Accurate prediction of bulk properties in hydrogen bonded liquids: amides as case studies
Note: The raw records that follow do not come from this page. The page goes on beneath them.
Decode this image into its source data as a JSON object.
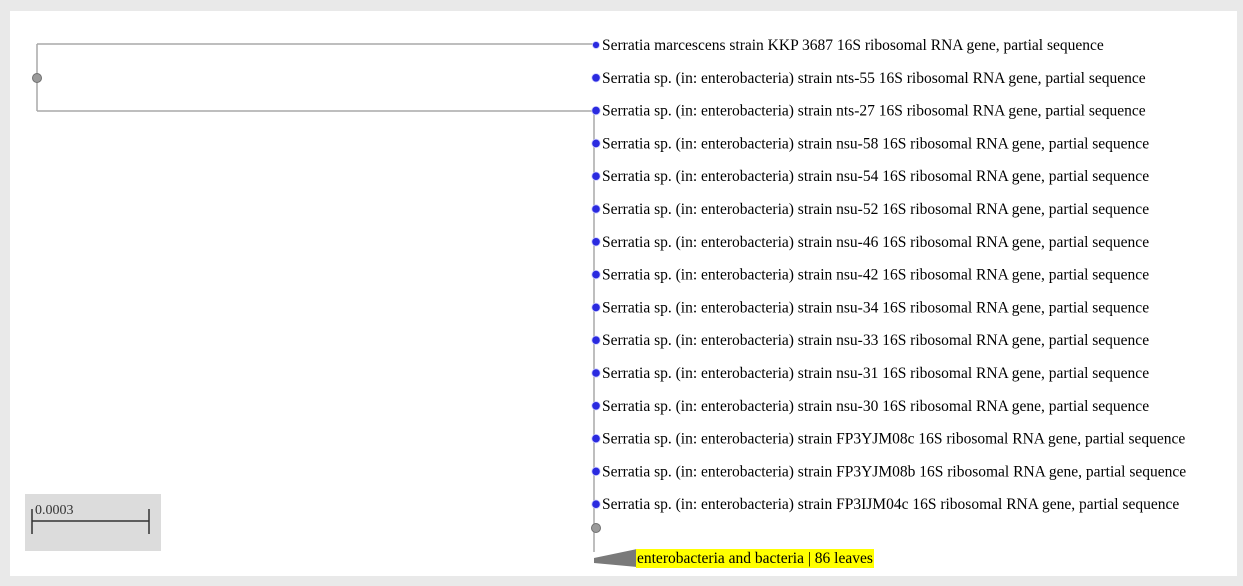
{
  "colors": {
    "branch": "#a8a8a8",
    "leaf_node": "#2a2adf",
    "internal_node": "#9a9a9a",
    "highlight": "#ffff00",
    "scale_box": "#dcdcdc"
  },
  "tree": {
    "leaves": [
      {
        "label": "Serratia marcescens strain KKP 3687 16S ribosomal RNA gene, partial sequence"
      },
      {
        "label": "Serratia sp. (in: enterobacteria) strain nts-55 16S ribosomal RNA gene, partial sequence"
      },
      {
        "label": "Serratia sp. (in: enterobacteria) strain nts-27 16S ribosomal RNA gene, partial sequence"
      },
      {
        "label": "Serratia sp. (in: enterobacteria) strain nsu-58 16S ribosomal RNA gene, partial sequence"
      },
      {
        "label": "Serratia sp. (in: enterobacteria) strain nsu-54 16S ribosomal RNA gene, partial sequence"
      },
      {
        "label": "Serratia sp. (in: enterobacteria) strain nsu-52 16S ribosomal RNA gene, partial sequence"
      },
      {
        "label": "Serratia sp. (in: enterobacteria) strain nsu-46 16S ribosomal RNA gene, partial sequence"
      },
      {
        "label": "Serratia sp. (in: enterobacteria) strain nsu-42 16S ribosomal RNA gene, partial sequence"
      },
      {
        "label": "Serratia sp. (in: enterobacteria) strain nsu-34 16S ribosomal RNA gene, partial sequence"
      },
      {
        "label": "Serratia sp. (in: enterobacteria) strain nsu-33 16S ribosomal RNA gene, partial sequence"
      },
      {
        "label": "Serratia sp. (in: enterobacteria) strain nsu-31 16S ribosomal RNA gene, partial sequence"
      },
      {
        "label": "Serratia sp. (in: enterobacteria) strain nsu-30 16S ribosomal RNA gene, partial sequence"
      },
      {
        "label": "Serratia sp. (in: enterobacteria) strain FP3YJM08c 16S ribosomal RNA gene, partial sequence"
      },
      {
        "label": "Serratia sp. (in: enterobacteria) strain FP3YJM08b 16S ribosomal RNA gene, partial sequence"
      },
      {
        "label": "Serratia sp. (in: enterobacteria) strain FP3IJM04c 16S ribosomal RNA gene, partial sequence"
      }
    ],
    "collapsed_group": {
      "label": "enterobacteria and bacteria | 86 leaves"
    }
  },
  "scale_bar": {
    "label": "0.0003"
  }
}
In this contribution we show that it is possible to build accurate force fields for small organic molecules allowing the reliable reproduction of a large panel of bulk properties, which are seldom addressed in the same context. Starting from the results obtained in recent studies, we developed a protocol for charge estimation and virtual site generation for the amide class of molecules. The parametrization of electrostatic properties is based on population analysis and orbital localization of quantum mechanical computations rooted in density functional theory and the polarizable continuum model, without any additional external information. The new protocol, coupled to other recent studies in our group targeted at an accurate fitting of internal degrees of freedom, makes available a method for building force fields from scratch (excluding for the moment intermolecular van der Waals interactions) with focus on reproducing the structure and dynamics of hydrogen bonded liquids, yielding results that are in line or better than those delivered by current general force fields. The approach is tested on the demanding series formed by formamide and its two N-methyl derivatives, N-methylformamide and N,N-dimethylformamide. We show that the atomistic structure of the liquids arising from classical molecular dynamics (MD) simulations employing the new force field is in full agreement with X-ray and neutron diffraction experiments and the corresponding spatial distribution functions are in remarkable agreement with the results of ab initio MD simulations. It is noteworthy that the latter result has never been obtained before without using ad hoc (and system dependent) scale factors and that, in addition, our parameter-free procedure is able to reproduce static dielectric constants over a wide range of values without sacrificing the force field accuracy with respect to other observables. Finally, we are able to explain the trend of static dielectric constants followed by the three amides in terms of properties obtained from the simulations, namely hydrogen bond patterns and reorientational lifetimes.